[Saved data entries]

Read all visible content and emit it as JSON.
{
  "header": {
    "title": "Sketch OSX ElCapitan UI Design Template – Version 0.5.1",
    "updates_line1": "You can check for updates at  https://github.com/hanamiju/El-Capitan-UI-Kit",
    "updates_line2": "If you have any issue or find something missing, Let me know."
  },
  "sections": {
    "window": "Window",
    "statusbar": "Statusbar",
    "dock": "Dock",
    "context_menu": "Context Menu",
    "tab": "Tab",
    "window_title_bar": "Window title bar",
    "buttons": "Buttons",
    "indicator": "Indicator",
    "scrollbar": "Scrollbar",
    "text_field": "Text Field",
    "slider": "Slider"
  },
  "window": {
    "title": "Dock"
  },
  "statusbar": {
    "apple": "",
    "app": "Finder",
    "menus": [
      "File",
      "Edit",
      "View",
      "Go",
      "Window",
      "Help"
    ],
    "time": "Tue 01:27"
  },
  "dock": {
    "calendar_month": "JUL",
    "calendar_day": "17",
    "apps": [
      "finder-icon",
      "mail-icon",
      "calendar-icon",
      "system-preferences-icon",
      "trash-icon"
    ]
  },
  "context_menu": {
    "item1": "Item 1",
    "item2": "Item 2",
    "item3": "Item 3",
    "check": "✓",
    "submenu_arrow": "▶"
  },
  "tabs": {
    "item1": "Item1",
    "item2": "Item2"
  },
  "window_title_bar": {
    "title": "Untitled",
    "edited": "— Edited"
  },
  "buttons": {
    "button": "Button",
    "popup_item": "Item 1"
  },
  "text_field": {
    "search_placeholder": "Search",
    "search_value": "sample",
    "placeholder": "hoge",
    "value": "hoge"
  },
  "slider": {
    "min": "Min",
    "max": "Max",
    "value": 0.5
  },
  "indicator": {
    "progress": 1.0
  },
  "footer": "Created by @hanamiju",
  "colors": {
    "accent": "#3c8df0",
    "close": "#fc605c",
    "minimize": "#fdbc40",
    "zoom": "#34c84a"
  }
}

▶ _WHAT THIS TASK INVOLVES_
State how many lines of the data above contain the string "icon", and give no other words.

▶ _COMPLETED EXERCISE_
5